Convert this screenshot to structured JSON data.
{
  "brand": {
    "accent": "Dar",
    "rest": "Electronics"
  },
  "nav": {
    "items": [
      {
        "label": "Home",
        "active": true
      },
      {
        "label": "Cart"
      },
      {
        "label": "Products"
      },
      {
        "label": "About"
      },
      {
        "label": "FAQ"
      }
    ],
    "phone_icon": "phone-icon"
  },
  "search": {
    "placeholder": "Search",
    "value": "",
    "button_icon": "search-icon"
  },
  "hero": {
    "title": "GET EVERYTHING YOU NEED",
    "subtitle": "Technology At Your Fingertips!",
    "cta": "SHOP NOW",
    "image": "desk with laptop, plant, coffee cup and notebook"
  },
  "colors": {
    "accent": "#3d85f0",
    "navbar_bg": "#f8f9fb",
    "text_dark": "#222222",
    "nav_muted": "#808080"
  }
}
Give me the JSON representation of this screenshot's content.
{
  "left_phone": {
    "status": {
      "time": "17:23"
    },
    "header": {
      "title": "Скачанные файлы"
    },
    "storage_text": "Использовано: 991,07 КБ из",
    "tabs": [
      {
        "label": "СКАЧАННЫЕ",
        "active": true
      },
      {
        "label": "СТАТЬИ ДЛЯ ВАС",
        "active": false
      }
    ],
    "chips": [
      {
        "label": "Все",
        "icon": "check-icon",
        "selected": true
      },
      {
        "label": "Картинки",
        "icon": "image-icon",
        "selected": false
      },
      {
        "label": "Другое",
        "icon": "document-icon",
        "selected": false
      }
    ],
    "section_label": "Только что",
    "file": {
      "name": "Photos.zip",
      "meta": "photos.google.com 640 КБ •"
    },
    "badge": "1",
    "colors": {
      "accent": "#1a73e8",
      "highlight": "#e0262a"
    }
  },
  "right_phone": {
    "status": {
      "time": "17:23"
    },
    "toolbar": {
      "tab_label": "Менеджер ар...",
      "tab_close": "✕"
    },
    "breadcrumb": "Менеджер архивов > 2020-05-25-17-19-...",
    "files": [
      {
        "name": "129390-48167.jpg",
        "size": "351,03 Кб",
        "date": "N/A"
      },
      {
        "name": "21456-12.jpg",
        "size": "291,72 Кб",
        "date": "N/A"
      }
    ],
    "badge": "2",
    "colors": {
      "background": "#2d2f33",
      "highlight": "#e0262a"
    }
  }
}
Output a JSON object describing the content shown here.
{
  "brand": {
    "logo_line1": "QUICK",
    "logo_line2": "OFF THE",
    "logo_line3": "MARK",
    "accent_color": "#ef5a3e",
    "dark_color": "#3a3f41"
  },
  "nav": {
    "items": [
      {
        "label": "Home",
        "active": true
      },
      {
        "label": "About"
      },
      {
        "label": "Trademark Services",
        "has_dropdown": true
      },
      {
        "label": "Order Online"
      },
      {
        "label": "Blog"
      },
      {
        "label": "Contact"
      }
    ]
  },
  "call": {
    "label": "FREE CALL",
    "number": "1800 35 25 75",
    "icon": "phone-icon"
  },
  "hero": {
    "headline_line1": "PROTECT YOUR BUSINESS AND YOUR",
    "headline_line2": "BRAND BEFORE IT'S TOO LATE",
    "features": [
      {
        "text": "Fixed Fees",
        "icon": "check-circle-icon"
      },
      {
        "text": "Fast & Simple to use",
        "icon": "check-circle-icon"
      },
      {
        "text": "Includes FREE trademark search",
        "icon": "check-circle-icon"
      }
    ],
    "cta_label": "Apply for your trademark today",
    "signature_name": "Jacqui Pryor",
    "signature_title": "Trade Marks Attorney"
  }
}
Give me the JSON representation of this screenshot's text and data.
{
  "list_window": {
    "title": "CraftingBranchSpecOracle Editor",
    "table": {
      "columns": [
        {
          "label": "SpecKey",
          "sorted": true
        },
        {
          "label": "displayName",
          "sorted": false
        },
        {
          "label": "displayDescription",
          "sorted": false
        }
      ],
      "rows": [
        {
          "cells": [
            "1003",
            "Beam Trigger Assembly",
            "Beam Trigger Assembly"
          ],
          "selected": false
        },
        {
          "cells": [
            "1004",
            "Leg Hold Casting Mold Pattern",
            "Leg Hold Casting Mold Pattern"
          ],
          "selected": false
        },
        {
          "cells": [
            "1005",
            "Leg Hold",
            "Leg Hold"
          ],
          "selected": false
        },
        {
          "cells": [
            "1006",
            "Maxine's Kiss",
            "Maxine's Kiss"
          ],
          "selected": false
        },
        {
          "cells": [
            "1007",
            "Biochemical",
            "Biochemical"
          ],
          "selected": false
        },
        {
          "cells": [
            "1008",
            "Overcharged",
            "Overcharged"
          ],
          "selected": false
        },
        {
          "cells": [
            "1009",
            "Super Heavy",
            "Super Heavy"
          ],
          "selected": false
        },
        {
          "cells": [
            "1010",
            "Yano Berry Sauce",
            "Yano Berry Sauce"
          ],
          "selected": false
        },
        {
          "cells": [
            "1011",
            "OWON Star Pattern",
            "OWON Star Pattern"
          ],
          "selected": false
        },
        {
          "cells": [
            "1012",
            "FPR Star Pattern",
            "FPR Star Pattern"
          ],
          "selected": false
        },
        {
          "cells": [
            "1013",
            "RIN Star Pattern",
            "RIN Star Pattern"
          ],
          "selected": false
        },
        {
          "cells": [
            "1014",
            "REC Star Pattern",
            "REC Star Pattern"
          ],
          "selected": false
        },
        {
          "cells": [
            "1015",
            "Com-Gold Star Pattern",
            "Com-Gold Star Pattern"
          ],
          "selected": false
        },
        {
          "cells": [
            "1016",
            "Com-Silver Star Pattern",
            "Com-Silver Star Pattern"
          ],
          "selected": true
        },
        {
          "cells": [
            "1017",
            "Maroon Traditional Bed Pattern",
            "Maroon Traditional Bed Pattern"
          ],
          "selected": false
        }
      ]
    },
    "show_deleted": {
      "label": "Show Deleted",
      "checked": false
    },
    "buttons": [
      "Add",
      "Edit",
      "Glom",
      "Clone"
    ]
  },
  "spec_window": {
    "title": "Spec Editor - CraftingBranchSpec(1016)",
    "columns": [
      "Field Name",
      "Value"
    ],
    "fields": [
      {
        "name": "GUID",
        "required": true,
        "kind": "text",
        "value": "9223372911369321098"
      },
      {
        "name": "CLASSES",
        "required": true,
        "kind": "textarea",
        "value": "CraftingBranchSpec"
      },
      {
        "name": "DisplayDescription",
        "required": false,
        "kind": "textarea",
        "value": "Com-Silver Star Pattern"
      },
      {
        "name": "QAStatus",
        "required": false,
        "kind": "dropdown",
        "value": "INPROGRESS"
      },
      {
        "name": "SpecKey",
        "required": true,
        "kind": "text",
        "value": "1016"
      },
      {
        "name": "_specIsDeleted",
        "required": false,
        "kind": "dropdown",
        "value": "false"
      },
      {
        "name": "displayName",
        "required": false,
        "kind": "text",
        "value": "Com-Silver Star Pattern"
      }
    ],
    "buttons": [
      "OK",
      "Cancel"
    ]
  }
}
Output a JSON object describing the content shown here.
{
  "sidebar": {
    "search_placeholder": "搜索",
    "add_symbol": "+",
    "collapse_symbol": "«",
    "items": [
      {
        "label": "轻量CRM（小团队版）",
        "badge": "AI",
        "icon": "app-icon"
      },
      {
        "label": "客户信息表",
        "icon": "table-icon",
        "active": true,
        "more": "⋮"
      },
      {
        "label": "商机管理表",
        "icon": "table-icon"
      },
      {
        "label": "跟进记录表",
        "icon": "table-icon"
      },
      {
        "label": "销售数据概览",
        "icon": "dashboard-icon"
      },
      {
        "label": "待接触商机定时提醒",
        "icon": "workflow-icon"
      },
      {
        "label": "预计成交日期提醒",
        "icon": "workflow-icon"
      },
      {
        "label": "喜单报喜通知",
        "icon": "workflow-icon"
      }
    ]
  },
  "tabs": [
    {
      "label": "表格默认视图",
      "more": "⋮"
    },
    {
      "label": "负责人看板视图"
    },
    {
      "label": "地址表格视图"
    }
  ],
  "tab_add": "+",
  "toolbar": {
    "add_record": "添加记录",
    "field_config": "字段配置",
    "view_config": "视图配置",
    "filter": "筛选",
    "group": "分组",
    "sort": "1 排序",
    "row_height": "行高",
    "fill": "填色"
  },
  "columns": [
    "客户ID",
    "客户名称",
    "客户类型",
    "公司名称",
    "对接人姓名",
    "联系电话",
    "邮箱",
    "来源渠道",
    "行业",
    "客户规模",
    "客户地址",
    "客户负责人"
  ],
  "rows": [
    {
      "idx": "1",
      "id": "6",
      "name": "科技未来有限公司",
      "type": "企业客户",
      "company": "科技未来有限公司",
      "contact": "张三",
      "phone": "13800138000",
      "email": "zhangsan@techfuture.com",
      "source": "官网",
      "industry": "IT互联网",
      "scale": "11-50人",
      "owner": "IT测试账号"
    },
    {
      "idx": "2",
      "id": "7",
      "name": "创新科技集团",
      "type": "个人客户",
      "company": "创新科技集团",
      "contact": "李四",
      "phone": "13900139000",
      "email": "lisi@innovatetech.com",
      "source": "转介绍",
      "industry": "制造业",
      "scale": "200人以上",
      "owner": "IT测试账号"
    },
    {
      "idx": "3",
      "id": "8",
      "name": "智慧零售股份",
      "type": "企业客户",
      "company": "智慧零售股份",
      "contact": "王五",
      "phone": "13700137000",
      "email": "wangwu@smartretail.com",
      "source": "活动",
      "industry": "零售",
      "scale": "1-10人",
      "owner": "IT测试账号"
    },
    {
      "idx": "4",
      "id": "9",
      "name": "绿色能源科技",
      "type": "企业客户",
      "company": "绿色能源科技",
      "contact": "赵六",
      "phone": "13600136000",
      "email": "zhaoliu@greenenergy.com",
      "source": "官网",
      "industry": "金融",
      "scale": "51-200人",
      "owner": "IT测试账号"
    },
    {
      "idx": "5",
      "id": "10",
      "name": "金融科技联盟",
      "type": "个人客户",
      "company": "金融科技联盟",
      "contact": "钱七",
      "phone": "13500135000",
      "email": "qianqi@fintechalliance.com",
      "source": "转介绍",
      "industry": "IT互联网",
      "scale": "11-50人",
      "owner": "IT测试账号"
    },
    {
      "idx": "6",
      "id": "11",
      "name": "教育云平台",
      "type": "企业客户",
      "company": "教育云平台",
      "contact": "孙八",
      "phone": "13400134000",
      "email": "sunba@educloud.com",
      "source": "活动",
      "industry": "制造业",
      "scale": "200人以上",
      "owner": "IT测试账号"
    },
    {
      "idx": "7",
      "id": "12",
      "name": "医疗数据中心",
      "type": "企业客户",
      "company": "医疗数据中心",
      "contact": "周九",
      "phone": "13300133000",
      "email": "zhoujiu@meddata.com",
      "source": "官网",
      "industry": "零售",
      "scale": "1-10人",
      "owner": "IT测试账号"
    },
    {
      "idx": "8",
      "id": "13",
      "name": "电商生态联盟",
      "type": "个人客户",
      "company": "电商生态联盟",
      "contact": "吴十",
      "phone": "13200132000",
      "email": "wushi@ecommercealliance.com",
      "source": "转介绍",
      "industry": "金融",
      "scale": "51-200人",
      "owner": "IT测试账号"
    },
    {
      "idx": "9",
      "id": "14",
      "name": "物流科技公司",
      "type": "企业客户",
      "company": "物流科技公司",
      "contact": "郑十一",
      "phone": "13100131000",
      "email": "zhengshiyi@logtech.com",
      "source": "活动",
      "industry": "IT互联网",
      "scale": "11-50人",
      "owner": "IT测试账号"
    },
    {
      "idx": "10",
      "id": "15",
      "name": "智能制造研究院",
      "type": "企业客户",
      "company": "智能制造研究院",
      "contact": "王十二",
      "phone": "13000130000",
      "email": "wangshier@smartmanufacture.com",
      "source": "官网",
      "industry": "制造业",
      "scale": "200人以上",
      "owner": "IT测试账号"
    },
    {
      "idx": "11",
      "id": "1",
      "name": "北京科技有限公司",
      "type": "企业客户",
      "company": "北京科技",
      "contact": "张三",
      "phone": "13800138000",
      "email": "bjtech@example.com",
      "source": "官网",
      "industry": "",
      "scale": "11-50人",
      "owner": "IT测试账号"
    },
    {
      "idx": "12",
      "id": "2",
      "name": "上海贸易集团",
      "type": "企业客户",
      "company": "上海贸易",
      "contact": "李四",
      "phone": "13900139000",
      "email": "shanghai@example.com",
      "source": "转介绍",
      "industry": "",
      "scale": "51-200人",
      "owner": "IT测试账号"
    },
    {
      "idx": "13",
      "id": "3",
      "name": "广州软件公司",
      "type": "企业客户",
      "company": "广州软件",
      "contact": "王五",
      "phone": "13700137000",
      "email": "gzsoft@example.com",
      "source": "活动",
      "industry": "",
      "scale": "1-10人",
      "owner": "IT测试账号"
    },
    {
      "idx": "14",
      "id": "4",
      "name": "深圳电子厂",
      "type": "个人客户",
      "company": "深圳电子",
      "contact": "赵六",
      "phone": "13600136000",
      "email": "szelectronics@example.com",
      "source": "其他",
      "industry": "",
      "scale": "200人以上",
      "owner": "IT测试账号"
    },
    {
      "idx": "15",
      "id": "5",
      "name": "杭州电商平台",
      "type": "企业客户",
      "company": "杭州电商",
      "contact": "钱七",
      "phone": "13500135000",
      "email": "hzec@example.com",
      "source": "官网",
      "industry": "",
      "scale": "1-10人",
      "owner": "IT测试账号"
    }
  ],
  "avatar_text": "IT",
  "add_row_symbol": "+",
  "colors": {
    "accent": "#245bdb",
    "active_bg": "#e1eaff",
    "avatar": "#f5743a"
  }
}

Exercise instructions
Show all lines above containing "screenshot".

Task answer
Convert this screenshot to structured JSON data.
Give me the JSON representation of this screenshot's content.
Give me the JSON representation of this screenshot's text and data.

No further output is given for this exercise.